> EXERCISE
Give the number of lines in the records below that include the word "this", and add nothing to it.

[Website and app data records]
☆ ☆ ☆ ☆ ☆ ☆ ☆
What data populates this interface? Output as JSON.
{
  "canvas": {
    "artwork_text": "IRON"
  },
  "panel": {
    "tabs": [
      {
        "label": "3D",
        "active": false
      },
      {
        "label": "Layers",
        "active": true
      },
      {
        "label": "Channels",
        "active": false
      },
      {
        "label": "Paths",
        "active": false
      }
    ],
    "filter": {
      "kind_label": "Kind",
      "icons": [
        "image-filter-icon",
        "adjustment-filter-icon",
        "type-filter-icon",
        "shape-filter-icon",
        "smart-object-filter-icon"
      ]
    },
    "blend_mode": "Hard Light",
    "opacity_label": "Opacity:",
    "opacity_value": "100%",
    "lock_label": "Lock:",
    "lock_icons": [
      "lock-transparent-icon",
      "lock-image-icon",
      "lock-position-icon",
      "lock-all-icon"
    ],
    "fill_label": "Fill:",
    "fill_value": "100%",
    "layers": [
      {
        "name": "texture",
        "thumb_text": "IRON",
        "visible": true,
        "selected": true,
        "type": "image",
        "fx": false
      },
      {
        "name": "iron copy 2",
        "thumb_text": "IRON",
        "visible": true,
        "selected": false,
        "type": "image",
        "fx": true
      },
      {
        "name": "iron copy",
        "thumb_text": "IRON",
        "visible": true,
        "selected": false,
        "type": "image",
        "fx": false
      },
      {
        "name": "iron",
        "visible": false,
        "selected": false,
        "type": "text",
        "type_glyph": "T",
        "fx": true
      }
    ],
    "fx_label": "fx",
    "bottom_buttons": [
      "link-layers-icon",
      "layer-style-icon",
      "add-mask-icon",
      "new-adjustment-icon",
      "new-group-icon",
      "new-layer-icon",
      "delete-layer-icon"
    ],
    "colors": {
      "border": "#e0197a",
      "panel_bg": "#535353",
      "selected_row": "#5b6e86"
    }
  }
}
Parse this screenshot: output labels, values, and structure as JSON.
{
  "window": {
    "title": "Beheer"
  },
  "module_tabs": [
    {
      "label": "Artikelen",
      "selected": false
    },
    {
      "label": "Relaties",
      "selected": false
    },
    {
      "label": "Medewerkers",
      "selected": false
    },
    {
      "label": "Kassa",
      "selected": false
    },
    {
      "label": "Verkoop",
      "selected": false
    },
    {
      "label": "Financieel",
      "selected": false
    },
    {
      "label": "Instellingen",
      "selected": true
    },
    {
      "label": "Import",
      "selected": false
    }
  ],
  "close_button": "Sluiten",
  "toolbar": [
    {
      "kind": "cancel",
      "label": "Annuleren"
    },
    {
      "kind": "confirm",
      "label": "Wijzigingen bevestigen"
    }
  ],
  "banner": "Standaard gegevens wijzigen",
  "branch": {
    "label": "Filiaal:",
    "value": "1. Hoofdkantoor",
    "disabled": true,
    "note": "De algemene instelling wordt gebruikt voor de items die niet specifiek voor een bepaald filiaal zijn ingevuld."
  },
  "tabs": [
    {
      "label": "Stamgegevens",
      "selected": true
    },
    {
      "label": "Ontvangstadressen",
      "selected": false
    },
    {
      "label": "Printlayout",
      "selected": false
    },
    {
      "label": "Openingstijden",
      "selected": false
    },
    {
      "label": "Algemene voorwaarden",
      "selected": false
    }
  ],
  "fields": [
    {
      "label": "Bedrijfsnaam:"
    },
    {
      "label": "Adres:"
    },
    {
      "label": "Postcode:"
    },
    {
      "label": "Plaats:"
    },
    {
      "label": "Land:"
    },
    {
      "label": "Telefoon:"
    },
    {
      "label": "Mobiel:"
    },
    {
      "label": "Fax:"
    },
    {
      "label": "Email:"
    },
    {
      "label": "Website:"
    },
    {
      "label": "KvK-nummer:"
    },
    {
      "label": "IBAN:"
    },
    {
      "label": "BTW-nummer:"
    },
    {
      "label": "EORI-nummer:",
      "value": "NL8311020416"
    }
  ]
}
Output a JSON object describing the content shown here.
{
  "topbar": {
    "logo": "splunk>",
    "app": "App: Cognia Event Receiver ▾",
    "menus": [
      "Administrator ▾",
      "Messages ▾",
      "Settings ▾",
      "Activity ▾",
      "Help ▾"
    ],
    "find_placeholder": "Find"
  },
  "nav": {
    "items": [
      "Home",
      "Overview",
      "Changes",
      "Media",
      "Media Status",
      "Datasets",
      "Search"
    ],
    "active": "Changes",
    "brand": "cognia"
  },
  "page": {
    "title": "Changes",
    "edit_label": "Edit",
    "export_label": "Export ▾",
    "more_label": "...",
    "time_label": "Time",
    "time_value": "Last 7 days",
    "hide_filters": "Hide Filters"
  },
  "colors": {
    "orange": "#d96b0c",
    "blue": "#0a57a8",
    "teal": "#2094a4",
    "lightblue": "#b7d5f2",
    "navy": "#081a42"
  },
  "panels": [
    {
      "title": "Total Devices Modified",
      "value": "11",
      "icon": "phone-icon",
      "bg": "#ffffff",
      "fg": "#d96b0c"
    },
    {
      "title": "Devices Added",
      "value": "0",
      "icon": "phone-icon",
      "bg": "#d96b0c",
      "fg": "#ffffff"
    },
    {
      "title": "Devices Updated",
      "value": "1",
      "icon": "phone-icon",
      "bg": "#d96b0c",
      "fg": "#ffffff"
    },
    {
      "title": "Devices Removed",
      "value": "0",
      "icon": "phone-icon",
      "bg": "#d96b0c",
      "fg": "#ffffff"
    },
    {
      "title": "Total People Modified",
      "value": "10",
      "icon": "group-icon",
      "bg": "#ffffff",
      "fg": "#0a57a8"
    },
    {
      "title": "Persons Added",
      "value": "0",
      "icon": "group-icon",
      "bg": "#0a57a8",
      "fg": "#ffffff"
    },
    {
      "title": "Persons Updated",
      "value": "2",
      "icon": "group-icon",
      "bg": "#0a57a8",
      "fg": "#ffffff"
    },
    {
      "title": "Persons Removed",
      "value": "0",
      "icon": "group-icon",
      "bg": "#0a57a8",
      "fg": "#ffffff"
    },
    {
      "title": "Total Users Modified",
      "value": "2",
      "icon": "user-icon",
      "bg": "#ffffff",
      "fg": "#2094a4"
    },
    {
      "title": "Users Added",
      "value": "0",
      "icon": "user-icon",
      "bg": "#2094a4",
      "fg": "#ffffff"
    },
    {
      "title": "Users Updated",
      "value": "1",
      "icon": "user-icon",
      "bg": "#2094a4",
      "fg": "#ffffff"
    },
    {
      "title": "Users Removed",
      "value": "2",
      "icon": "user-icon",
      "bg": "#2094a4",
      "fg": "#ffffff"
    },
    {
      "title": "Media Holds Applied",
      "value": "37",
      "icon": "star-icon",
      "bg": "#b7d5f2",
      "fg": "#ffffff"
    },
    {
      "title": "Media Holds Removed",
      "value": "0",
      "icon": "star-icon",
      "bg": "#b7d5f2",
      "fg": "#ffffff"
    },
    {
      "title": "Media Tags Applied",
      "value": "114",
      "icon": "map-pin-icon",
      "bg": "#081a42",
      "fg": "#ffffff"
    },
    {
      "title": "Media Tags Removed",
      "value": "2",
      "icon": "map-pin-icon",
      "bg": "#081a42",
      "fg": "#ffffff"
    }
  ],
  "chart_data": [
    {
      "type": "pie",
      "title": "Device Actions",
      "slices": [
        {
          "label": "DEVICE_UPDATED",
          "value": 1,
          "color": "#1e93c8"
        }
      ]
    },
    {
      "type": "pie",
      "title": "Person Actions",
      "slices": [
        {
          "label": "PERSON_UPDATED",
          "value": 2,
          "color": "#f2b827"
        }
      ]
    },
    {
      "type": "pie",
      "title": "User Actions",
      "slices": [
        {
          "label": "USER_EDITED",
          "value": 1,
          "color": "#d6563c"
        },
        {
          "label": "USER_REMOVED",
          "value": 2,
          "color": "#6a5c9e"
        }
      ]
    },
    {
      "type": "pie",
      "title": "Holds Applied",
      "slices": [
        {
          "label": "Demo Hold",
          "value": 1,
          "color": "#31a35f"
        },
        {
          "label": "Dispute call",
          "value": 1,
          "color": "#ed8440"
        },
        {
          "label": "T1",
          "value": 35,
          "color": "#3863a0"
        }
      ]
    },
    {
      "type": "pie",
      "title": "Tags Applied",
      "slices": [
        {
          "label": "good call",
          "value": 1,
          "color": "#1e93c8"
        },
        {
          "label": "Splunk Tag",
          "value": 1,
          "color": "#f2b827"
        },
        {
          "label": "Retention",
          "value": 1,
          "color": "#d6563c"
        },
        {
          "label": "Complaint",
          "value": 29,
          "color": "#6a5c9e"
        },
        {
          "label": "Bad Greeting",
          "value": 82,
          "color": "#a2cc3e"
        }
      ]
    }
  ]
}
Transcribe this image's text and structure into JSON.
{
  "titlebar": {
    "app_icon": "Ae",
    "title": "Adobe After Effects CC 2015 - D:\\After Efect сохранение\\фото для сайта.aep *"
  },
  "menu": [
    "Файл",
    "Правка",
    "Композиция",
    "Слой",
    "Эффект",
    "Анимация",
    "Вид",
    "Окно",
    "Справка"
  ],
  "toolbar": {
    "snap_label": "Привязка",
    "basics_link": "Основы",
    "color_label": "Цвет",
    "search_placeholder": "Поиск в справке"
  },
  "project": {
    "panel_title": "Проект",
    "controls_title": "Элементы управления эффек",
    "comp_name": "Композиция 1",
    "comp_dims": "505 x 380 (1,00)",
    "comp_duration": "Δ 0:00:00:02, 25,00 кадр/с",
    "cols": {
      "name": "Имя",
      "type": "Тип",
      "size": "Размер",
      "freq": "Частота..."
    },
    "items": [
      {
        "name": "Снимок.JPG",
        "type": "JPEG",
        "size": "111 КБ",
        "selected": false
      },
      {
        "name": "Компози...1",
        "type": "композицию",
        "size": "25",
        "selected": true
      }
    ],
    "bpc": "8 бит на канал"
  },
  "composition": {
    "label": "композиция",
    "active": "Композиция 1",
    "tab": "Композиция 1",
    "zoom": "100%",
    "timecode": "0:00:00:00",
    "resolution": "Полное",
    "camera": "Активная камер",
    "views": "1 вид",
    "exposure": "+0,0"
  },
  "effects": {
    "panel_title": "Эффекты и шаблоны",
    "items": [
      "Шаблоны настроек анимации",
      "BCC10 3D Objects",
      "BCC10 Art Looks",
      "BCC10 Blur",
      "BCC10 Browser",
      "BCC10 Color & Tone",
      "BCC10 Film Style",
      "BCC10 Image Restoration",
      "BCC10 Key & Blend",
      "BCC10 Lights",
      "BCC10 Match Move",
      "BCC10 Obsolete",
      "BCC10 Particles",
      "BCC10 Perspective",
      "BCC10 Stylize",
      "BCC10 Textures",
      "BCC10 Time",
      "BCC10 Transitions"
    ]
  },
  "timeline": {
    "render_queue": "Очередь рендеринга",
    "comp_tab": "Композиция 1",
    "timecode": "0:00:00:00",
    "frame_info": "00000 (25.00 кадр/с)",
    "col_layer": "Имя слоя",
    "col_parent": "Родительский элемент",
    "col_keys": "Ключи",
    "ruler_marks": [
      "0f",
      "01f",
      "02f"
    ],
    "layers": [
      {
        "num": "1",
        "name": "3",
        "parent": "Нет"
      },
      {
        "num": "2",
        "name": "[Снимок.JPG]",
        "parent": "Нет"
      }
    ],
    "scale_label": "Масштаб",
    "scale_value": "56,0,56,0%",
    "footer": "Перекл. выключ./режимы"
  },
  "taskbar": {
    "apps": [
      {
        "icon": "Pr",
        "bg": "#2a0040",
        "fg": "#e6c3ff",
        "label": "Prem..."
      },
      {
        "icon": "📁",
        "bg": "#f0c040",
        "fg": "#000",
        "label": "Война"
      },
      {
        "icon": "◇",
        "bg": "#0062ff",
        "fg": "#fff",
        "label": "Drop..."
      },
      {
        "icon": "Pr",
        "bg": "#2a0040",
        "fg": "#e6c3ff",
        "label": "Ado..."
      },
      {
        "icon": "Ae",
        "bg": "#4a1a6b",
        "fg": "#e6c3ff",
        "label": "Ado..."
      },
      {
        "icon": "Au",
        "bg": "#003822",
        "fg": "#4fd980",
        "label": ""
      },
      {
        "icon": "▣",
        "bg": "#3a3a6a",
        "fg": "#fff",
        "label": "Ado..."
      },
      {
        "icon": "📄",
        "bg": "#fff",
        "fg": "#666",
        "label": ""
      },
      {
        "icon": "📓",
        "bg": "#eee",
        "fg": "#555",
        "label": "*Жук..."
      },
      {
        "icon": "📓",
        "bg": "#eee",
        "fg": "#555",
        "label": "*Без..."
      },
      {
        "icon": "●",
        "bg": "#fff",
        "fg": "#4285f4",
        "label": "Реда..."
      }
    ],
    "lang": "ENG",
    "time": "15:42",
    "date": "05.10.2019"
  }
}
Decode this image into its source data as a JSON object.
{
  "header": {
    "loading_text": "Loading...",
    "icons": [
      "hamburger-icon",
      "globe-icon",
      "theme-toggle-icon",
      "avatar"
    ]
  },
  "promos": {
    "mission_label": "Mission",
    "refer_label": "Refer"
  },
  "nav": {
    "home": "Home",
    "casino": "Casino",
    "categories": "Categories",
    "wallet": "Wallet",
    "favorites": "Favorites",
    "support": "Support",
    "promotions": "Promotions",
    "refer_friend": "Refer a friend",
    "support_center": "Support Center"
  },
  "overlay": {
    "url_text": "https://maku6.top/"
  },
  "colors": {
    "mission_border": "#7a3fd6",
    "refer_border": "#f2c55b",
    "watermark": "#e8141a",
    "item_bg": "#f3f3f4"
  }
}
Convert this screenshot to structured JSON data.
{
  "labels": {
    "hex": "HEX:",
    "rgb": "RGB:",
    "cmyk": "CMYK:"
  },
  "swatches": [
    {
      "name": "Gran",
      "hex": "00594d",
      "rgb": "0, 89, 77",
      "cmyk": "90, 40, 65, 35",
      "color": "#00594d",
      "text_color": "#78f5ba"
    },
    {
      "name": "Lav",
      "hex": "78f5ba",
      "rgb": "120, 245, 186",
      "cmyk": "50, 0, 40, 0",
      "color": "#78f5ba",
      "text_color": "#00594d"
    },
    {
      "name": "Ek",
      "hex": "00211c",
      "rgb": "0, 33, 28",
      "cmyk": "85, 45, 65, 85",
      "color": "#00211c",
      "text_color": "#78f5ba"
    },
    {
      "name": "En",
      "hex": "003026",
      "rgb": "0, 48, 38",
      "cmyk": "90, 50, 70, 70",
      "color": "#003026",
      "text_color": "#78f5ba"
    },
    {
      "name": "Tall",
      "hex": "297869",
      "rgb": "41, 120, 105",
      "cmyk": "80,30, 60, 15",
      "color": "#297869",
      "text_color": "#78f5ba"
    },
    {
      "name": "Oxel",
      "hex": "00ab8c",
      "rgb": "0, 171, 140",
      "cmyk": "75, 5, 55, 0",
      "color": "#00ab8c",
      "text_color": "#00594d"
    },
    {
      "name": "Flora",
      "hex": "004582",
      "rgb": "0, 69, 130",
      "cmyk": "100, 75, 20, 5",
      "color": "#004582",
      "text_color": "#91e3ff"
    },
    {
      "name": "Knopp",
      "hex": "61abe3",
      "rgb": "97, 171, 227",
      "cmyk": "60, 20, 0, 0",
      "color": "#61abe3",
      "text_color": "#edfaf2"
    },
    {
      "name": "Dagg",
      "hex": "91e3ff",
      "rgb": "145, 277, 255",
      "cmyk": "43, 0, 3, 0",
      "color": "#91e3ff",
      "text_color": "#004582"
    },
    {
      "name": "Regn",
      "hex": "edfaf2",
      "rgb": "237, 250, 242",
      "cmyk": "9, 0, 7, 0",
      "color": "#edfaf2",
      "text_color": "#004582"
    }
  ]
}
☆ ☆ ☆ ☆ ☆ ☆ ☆
> ANSWER TO THE EXERCISE
5